The North African country deported two French reporters for allegedly concealing their profession

Morocco expels two French journalists and tension continues between Rabat and Paris

Mustapha Baitas - PHOTO/ARCHIVO
Mustapha Baitas

Morocco has deported two French journalists for allegedly concealing their true profession while they were in Moroccan territory covering the terrible earthquake that struck the North African nation on 8 September, leaving around 3,000 dead and more than 5,600 injured, as well as extensive material damage. 

According to reports in various media, such as Al-Arab, the two journalists entered the country for tourist purposes and allegedly did not request a licence or identification as journalists, a necessary condition stipulated by Moroccan law for entry into the country. Morocco thus announced on Thursday the deportation of these two French journalists who entered the country for tourist purposes and did not declare themselves to be journalists "as provided for by law", the official spokesman of the Moroccan government, Mustapha Baitas, also confirmed to the media. 

Baitas said that "the two French journalists entered the country for tourism purposes (without mentioning their names) and did not apply for a licence, nor did they declare that they were journalists, as stipulated by law". The government spokesman also commented that some of the French media coverage of the earthquake is "not objective" and that no professional has been pressured either.

Mustapha Baitas
Mustapha Baitas

Meanwhile, as reported by the Associated Press news agency providing further details, reporter Quentin Müller and freelance photojournalist Thérèse di Campo, who work for the weekly Marianne, said they were forcibly removed from their hotel room in Casablanca on Wednesday by ten plainclothes policemen and put on the first flight to Paris following the deportation order.

Both Müller and Stéphane Aubouard, editor of Marianne, said the deportations were politically motivated in response to reports critical of the Moroccan administration. Meanwhile, Morocco denied the accusation and said that their expulsion was a procedural matter, as it applies to anyone entering national territory, and not for political reasons.

Moreover, according to Al-Arab, witnesses said that French journalists allegedly pressured witnesses to indicate that relief and rescue teams had not reached certain areas affected by the earthquake. Meanwhile, Morocco's National Press Council announced legal action against some French media outlets for irregularities in their coverage of the quake and for attacks on the Moroccan administration's handling of the quake's aftermath. 

AFP/FETHI BELAID - Casas destruidas en el pueblo de Imi NTala el 17 de septiembre de 2023, tras el potente terremoto de magnitud 6,8
AFP/FETHI BELAID - Houses destroyed in the village of Imi NTala on 17 September 2023, following a powerful 6.8 magnitude earthquake

The Council noted that more than 300 foreign journalists worked to cover the events related to the earthquake in an atmosphere of transparency and freedom, visiting the affected areas and meeting with citizens. 

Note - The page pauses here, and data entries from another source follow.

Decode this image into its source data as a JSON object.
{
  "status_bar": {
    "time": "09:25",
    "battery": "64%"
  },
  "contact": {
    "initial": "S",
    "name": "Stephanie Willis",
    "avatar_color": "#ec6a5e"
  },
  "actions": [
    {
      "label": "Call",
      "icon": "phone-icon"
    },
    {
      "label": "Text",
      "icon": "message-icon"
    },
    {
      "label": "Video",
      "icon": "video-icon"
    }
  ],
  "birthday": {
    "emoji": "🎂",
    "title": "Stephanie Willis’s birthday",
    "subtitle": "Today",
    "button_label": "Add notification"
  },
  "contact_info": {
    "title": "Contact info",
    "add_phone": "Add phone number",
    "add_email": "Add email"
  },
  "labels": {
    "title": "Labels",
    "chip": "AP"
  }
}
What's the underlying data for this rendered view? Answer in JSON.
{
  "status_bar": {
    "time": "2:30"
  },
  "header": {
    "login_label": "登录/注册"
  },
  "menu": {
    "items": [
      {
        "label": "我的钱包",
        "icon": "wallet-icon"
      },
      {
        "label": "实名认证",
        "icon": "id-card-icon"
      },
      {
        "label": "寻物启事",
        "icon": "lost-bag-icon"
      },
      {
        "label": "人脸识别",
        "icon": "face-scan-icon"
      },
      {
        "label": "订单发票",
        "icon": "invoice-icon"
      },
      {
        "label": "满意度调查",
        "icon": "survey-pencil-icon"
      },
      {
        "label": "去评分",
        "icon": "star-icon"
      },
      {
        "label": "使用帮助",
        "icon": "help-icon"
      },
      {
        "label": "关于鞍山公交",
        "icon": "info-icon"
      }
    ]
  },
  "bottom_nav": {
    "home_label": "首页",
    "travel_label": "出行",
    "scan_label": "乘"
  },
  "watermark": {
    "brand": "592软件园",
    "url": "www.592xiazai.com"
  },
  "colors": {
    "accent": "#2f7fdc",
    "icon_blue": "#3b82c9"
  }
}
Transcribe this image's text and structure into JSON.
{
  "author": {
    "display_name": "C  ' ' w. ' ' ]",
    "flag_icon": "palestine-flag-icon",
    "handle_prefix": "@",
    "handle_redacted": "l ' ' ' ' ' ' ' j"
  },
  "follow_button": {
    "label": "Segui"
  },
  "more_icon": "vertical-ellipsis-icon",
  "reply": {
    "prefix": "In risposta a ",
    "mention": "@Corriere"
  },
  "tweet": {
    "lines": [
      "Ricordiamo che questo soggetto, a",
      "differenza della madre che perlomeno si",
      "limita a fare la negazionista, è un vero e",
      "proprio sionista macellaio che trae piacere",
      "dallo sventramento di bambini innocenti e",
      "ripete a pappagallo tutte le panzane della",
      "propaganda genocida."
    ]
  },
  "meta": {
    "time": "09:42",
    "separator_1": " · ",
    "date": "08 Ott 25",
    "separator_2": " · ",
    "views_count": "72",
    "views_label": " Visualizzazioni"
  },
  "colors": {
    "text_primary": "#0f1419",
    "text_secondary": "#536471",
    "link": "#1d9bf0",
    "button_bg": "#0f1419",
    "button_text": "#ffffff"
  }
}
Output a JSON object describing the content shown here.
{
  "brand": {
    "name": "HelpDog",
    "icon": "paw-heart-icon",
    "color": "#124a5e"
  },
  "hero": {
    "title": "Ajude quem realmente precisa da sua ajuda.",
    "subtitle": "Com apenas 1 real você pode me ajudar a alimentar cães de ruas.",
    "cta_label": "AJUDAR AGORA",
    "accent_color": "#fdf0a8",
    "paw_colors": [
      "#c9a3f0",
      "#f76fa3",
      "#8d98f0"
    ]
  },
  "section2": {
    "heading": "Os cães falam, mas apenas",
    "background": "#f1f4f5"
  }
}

The National Union of the Moroccan Press also denounced the behaviour of some French media in politicising the issue of the earthquake and the victims in order to damage the image of the Moroccan state, according to media outlets such as Al-Arab. 

REUTERS/NACHO DOCE - Los equipos de emergencia colocan un cuerpo en un vehículo, tras un mortal terremoto, en Amizmiz, Marruecos, el 10 de septiembre de 2023
REUTERS/NACHO DOCE - Emergency crews place a body in a vehicle after a deadly earthquake in Amizmiz, Morocco, September 10, 2023

Difficult relations between Morocco and France

This situation revives the tension between Rabat and Paris after several episodes that have festered the relationship. There are major issues that pit the two countries against each other, such as the fact that the Moroccan kingdom criticises France for not supporting it closely on the issue of Moroccan sovereignty over Western Sahara, as other major nations have already done, or the large number of Schengen visas for Moroccans denied by the French state. 

Added to this is the fact that in the aftermath of the terrible earthquake in Morocco, the Moroccan kingdom did not ask France for help, despite the French state offering to assist in rescue and emergency work. The King of Morocco, Mohammed VI, justified this decision on the grounds of his country's sovereign right to make decisions and that the best help is useful and necessary, ruling out an overload of assistance that could have damaged the good coordination on the ground between the teams of the Royal Armed Forces and Moroccan emergency and health services and the emergency detachments present on the ground from the countries that Morocco did ask for assistance, which were Spain, the United Arab Emirates, Qatar and the United Kingdom. 

This situation generated controversy in France, despite the reasons given by the Moroccan state. Also in Moroccan social and political spheres, there was criticism of the fact that Emmanuel Macron, President of the Republic of France, addressed the Moroccan people through social networks to show his condolences and his offer of help instead of using the usual diplomatic channels or even the Moroccan media.